TASK TO COMPLETE: Copy each line below containing "Daha".

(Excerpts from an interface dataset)
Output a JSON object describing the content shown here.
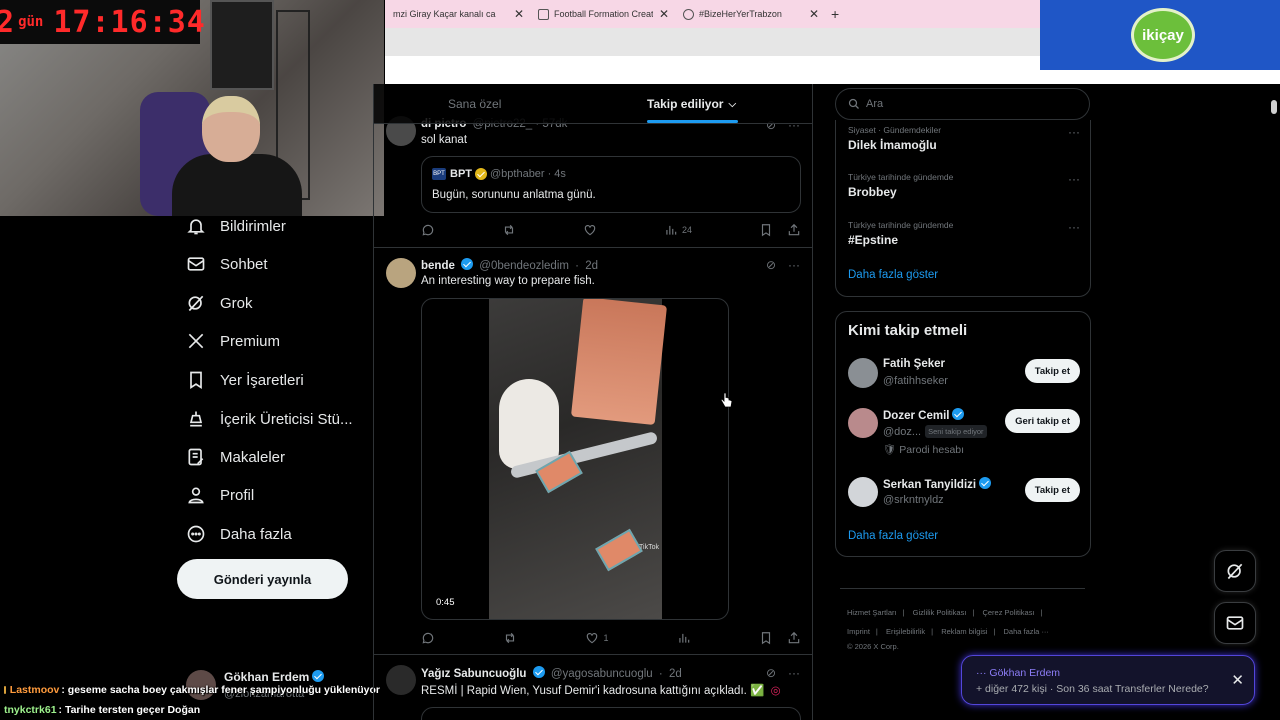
{
  "browser": {
    "tabs": [
      {
        "title": "mzi Giray Kaçar kanalı ca"
      },
      {
        "title": "Football Formation Creator: Re"
      },
      {
        "title": "#BizeHerYerTrabzon"
      }
    ],
    "new_tab": "+"
  },
  "ad": {
    "logo_text": "ikiçay"
  },
  "webcam": {
    "days": "2",
    "days_label": "gün",
    "time": "17:16:34"
  },
  "nav": {
    "items": [
      {
        "label": "Bildirimler",
        "icon": "bell-icon"
      },
      {
        "label": "Sohbet",
        "icon": "mail-icon"
      },
      {
        "label": "Grok",
        "icon": "grok-icon"
      },
      {
        "label": "Premium",
        "icon": "x-logo-icon"
      },
      {
        "label": "Yer İşaretleri",
        "icon": "bookmark-icon"
      },
      {
        "label": "İçerik Üreticisi Stü...",
        "icon": "creator-icon"
      },
      {
        "label": "Makaleler",
        "icon": "article-icon"
      },
      {
        "label": "Profil",
        "icon": "person-icon"
      },
      {
        "label": "Daha fazla",
        "icon": "more-circle-icon"
      }
    ],
    "post_button": "Gönderi yayınla",
    "account": {
      "name": "Gökhan Erdem",
      "handle": "@zlonzamarotta"
    }
  },
  "chat": [
    {
      "user": "Lastmoov",
      "message": ": geseme sacha boey çakmışlar fener şampiyonluğu yüklenüyor"
    },
    {
      "user": "tnykctrk61",
      "message": ": Tarihe tersten geçer Doğan"
    }
  ],
  "timeline": {
    "tabs": {
      "for_you": "Sana özel",
      "following": "Takip ediliyor"
    },
    "posts": [
      {
        "name": "di pietro",
        "handle": "@pietro22_ · 57dk",
        "text": "sol kanat",
        "quote": {
          "name": "BPT",
          "handle": "@bpthaber",
          "time": "4s",
          "text": "Bugün, sorununu anlatma günü."
        },
        "views": "24"
      },
      {
        "name": "bende",
        "handle": "@0bendeozledim",
        "time": "2d",
        "text": "An interesting way to prepare fish.",
        "video_duration": "0:45",
        "video_watermark": "TikTok",
        "likes": "1"
      },
      {
        "name": "Yağız Sabuncuoğlu",
        "handle": "@yagosabuncuoglu",
        "time": "2d",
        "text": "RESMİ | Rapid Wien, Yusuf Demir'i kadrosuna kattığını açıkladı. ✅"
      }
    ]
  },
  "search": {
    "placeholder": "Ara"
  },
  "trends": {
    "items": [
      {
        "category": "Siyaset · Gündemdekiler",
        "name": "Dilek İmamoğlu"
      },
      {
        "category": "Türkiye tarihinde gündemde",
        "name": "Brobbey"
      },
      {
        "category": "Türkiye tarihinde gündemde",
        "name": "#Epstine"
      }
    ],
    "show_more": "Daha fazla göster"
  },
  "who_to_follow": {
    "title": "Kimi takip etmeli",
    "items": [
      {
        "name": "Fatih Şeker",
        "handle": "@fatihhseker",
        "button": "Takip et"
      },
      {
        "name": "Dozer Cemil",
        "handle": "@doz...",
        "tag": "Seni takip ediyor",
        "note": "Parodi hesabı",
        "button": "Geri takip et"
      },
      {
        "name": "Serkan Tanyildizi",
        "handle": "@srkntnyldz",
        "button": "Takip et"
      }
    ],
    "show_more": "Daha fazla göster"
  },
  "footer": {
    "links": [
      "Hizmet Şartları",
      "Gizlilik Politikası",
      "Çerez Politikası",
      "Imprint",
      "Erişilebilirlik",
      "Reklam bilgisi",
      "Daha fazla ···"
    ],
    "copyright": "© 2026 X Corp."
  },
  "alert": {
    "name": "Gökhan Erdem",
    "text": "+ diğer 472 kişi · Son 36 saat Transferler Nerede?"
  }
}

YOUR RESPONSE:
        "label": "Daha fazla",
    "show_more": "Daha fazla göster"
    "show_more": "Daha fazla göster"
      "Daha fazla ···"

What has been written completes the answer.